#### What this task involves:
Exactly how many lines in this material contain the string "Software"? Reply with the number alone.

#### Material to process:
========================

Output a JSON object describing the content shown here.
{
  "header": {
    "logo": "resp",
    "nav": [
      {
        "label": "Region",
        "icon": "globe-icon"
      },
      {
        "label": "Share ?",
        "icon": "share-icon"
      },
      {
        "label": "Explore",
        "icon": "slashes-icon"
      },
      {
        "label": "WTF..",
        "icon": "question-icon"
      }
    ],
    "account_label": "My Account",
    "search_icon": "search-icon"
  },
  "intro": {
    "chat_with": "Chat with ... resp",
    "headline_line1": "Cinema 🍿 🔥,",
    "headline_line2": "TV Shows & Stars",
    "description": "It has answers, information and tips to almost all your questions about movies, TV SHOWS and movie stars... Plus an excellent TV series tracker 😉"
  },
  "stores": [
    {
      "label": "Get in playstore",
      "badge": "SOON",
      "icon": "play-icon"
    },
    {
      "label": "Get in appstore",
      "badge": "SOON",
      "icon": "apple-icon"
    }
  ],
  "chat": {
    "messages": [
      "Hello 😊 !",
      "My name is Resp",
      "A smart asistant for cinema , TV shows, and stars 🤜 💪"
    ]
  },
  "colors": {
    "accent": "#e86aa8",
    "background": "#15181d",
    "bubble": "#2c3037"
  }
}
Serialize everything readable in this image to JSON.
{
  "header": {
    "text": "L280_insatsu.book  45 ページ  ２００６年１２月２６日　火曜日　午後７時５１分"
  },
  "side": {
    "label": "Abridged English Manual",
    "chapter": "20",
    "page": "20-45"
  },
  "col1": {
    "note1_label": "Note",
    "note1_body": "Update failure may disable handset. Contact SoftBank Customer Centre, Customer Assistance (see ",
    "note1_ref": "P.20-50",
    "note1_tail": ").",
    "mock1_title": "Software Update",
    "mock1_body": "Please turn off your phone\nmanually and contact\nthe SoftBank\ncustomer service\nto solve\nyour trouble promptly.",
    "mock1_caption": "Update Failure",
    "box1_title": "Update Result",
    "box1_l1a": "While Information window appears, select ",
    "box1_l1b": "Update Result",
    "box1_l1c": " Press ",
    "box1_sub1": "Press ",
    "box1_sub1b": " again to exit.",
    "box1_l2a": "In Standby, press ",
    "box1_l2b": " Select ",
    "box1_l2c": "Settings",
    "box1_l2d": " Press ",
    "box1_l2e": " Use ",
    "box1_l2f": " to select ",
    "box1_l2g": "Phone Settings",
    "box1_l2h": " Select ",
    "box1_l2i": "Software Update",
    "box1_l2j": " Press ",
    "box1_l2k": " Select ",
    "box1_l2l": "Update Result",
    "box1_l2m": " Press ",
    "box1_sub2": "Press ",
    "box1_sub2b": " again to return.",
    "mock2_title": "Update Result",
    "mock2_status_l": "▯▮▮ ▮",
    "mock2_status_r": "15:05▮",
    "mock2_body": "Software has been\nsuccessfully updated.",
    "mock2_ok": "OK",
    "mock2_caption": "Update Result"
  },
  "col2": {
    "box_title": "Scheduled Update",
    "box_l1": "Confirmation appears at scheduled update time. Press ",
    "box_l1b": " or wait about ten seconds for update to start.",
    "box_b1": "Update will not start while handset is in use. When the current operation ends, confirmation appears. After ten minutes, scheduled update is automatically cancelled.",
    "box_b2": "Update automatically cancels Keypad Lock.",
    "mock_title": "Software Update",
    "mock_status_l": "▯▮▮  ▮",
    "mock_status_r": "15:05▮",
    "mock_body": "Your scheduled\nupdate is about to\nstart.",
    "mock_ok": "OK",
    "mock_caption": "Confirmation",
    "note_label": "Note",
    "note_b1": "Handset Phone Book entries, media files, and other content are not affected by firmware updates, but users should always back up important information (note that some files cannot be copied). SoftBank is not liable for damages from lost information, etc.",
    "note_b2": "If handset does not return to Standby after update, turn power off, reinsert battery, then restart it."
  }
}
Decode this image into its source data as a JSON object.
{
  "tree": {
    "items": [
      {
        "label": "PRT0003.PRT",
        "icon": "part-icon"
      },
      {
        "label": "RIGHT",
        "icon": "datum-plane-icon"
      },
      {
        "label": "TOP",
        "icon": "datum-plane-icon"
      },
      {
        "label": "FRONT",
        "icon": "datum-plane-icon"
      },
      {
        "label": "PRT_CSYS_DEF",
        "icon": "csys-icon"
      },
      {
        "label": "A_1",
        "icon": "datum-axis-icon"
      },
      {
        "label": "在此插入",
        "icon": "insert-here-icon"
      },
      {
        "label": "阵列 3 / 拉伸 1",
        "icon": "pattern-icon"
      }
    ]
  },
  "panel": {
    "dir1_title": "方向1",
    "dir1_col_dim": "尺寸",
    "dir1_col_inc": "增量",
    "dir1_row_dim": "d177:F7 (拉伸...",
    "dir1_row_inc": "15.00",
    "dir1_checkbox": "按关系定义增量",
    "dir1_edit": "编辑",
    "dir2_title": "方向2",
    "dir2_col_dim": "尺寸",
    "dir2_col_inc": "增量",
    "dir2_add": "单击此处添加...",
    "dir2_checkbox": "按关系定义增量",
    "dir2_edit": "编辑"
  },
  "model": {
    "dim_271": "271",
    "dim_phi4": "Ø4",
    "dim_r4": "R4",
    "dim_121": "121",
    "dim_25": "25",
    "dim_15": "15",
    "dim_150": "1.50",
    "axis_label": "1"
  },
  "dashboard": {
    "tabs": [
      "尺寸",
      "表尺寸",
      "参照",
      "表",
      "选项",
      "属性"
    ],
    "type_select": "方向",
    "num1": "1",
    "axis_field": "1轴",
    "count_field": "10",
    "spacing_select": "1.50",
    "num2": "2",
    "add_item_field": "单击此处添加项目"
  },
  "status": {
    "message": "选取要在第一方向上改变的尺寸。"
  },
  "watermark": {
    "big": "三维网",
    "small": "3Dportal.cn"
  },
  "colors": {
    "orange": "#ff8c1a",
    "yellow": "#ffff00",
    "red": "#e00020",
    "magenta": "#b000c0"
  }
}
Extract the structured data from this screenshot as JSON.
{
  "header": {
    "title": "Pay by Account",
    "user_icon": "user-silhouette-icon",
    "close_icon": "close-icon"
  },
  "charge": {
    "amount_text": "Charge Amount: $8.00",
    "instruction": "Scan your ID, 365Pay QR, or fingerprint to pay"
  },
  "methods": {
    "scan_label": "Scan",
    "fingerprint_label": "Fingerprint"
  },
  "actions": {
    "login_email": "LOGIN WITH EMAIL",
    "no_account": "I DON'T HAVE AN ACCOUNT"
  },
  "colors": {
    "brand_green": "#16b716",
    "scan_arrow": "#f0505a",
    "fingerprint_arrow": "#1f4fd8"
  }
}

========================

#### Answer below:
4